DATA EXTRACTS section start

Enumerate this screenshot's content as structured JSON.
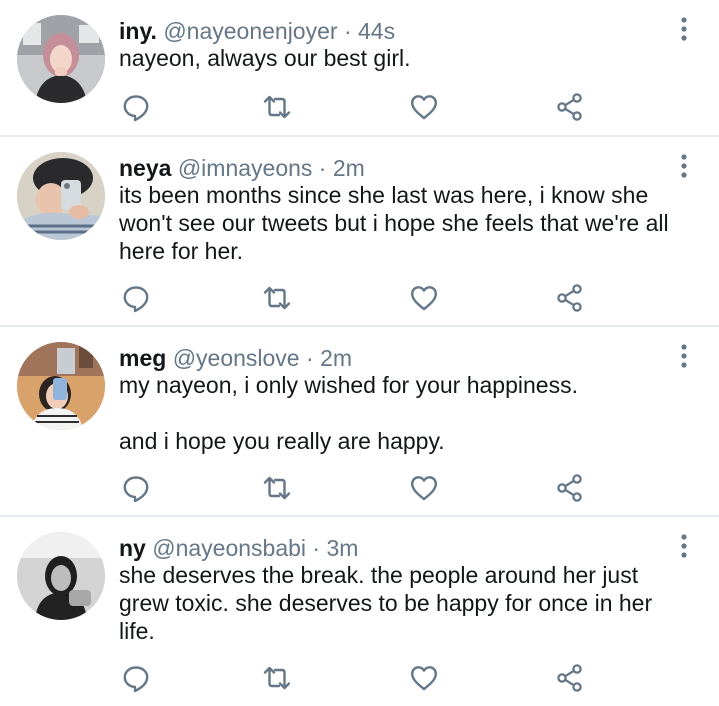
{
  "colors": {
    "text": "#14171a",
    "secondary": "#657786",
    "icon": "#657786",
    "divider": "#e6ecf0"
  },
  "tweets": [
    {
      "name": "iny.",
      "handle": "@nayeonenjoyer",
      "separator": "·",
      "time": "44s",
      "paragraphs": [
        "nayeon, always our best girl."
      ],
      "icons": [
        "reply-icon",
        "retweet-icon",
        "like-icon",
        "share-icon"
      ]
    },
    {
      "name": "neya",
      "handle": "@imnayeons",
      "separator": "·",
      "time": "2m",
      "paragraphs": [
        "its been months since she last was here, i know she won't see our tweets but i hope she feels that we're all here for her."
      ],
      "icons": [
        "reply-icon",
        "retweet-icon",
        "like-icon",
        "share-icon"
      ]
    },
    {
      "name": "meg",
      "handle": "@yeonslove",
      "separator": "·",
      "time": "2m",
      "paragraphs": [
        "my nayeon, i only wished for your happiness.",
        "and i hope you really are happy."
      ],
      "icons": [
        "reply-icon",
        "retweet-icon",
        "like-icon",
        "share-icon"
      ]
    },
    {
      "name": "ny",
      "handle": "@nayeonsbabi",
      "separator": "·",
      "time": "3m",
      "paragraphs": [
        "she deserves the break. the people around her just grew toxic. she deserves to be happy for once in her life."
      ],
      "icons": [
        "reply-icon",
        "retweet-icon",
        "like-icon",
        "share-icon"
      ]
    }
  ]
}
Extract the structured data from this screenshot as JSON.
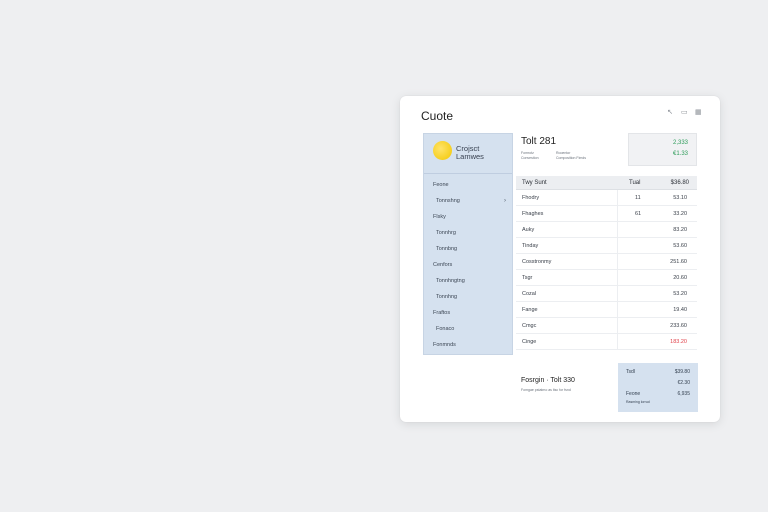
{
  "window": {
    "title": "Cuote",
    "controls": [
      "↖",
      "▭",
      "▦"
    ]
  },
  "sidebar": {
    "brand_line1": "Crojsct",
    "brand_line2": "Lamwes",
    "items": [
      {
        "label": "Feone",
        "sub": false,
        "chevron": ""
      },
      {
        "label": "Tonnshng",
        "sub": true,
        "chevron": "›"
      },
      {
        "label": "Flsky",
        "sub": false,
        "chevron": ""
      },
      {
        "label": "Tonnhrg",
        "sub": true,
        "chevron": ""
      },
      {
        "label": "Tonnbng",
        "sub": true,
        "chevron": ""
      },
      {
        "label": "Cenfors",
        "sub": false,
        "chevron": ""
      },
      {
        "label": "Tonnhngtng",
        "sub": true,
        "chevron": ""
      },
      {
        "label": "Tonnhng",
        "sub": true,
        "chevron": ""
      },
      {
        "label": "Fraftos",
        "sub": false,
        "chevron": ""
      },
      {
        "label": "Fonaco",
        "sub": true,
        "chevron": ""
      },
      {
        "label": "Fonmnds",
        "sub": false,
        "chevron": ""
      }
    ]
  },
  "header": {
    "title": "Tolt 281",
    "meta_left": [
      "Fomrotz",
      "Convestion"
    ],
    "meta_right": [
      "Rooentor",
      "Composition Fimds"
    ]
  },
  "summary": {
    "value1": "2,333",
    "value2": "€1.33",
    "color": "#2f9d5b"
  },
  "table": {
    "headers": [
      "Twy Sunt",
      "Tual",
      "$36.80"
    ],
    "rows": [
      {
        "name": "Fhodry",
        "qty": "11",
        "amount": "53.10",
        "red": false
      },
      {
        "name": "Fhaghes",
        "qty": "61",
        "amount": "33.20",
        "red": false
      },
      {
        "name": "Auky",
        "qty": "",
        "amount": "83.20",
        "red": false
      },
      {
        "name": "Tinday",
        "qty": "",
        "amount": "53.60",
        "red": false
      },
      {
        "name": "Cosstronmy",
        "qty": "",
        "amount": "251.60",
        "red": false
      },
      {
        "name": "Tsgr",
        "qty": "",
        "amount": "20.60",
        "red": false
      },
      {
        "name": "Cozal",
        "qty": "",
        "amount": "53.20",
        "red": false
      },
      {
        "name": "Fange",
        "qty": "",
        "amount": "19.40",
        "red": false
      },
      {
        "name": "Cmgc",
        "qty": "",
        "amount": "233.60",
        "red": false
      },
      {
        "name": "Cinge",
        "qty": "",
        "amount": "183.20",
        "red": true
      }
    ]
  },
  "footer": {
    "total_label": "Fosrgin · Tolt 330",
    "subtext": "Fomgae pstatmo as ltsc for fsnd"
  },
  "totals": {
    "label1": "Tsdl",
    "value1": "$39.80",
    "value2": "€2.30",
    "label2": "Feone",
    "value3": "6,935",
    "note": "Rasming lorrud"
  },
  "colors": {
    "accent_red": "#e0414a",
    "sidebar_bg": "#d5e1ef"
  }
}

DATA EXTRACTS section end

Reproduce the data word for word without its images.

Enumerate this screenshot's content as structured JSON.
{
  "colors": {
    "text": "#14171a",
    "secondary": "#657786",
    "icon": "#657786",
    "divider": "#e6ecf0"
  },
  "tweets": [
    {
      "name": "iny.",
      "handle": "@nayeonenjoyer",
      "separator": "·",
      "time": "44s",
      "paragraphs": [
        "nayeon, always our best girl."
      ],
      "icons": [
        "reply-icon",
        "retweet-icon",
        "like-icon",
        "share-icon"
      ]
    },
    {
      "name": "neya",
      "handle": "@imnayeons",
      "separator": "·",
      "time": "2m",
      "paragraphs": [
        "its been months since she last was here, i know she won't see our tweets but i hope she feels that we're all here for her."
      ],
      "icons": [
        "reply-icon",
        "retweet-icon",
        "like-icon",
        "share-icon"
      ]
    },
    {
      "name": "meg",
      "handle": "@yeonslove",
      "separator": "·",
      "time": "2m",
      "paragraphs": [
        "my nayeon, i only wished for your happiness.",
        "and i hope you really are happy."
      ],
      "icons": [
        "reply-icon",
        "retweet-icon",
        "like-icon",
        "share-icon"
      ]
    },
    {
      "name": "ny",
      "handle": "@nayeonsbabi",
      "separator": "·",
      "time": "3m",
      "paragraphs": [
        "she deserves the break. the people around her just grew toxic. she deserves to be happy for once in her life."
      ],
      "icons": [
        "reply-icon",
        "retweet-icon",
        "like-icon",
        "share-icon"
      ]
    }
  ]
}
Extract the structured data from this screenshot as JSON.
{
  "window": {
    "title": "Cuote",
    "controls": [
      "↖",
      "▭",
      "▦"
    ]
  },
  "sidebar": {
    "brand_line1": "Crojsct",
    "brand_line2": "Lamwes",
    "items": [
      {
        "label": "Feone",
        "sub": false,
        "chevron": ""
      },
      {
        "label": "Tonnshng",
        "sub": true,
        "chevron": "›"
      },
      {
        "label": "Flsky",
        "sub": false,
        "chevron": ""
      },
      {
        "label": "Tonnhrg",
        "sub": true,
        "chevron": ""
      },
      {
        "label": "Tonnbng",
        "sub": true,
        "chevron": ""
      },
      {
        "label": "Cenfors",
        "sub": false,
        "chevron": ""
      },
      {
        "label": "Tonnhngtng",
        "sub": true,
        "chevron": ""
      },
      {
        "label": "Tonnhng",
        "sub": true,
        "chevron": ""
      },
      {
        "label": "Fraftos",
        "sub": false,
        "chevron": ""
      },
      {
        "label": "Fonaco",
        "sub": true,
        "chevron": ""
      },
      {
        "label": "Fonmnds",
        "sub": false,
        "chevron": ""
      }
    ]
  },
  "header": {
    "title": "Tolt 281",
    "meta_left": [
      "Fomrotz",
      "Convestion"
    ],
    "meta_right": [
      "Rooentor",
      "Composition Fimds"
    ]
  },
  "summary": {
    "value1": "2,333",
    "value2": "€1.33",
    "color": "#2f9d5b"
  },
  "table": {
    "headers": [
      "Twy Sunt",
      "Tual",
      "$36.80"
    ],
    "rows": [
      {
        "name": "Fhodry",
        "qty": "11",
        "amount": "53.10",
        "red": false
      },
      {
        "name": "Fhaghes",
        "qty": "61",
        "amount": "33.20",
        "red": false
      },
      {
        "name": "Auky",
        "qty": "",
        "amount": "83.20",
        "red": false
      },
      {
        "name": "Tinday",
        "qty": "",
        "amount": "53.60",
        "red": false
      },
      {
        "name": "Cosstronmy",
        "qty": "",
        "amount": "251.60",
        "red": false
      },
      {
        "name": "Tsgr",
        "qty": "",
        "amount": "20.60",
        "red": false
      },
      {
        "name": "Cozal",
        "qty": "",
        "amount": "53.20",
        "red": false
      },
      {
        "name": "Fange",
        "qty": "",
        "amount": "19.40",
        "red": false
      },
      {
        "name": "Cmgc",
        "qty": "",
        "amount": "233.60",
        "red": false
      },
      {
        "name": "Cinge",
        "qty": "",
        "amount": "183.20",
        "red": true
      }
    ]
  },
  "footer": {
    "total_label": "Fosrgin · Tolt 330",
    "subtext": "Fomgae pstatmo as ltsc for fsnd"
  },
  "totals": {
    "label1": "Tsdl",
    "value1": "$39.80",
    "value2": "€2.30",
    "label2": "Feone",
    "value3": "6,935",
    "note": "Rasming lorrud"
  },
  "colors": {
    "accent_red": "#e0414a",
    "sidebar_bg": "#d5e1ef"
  }
}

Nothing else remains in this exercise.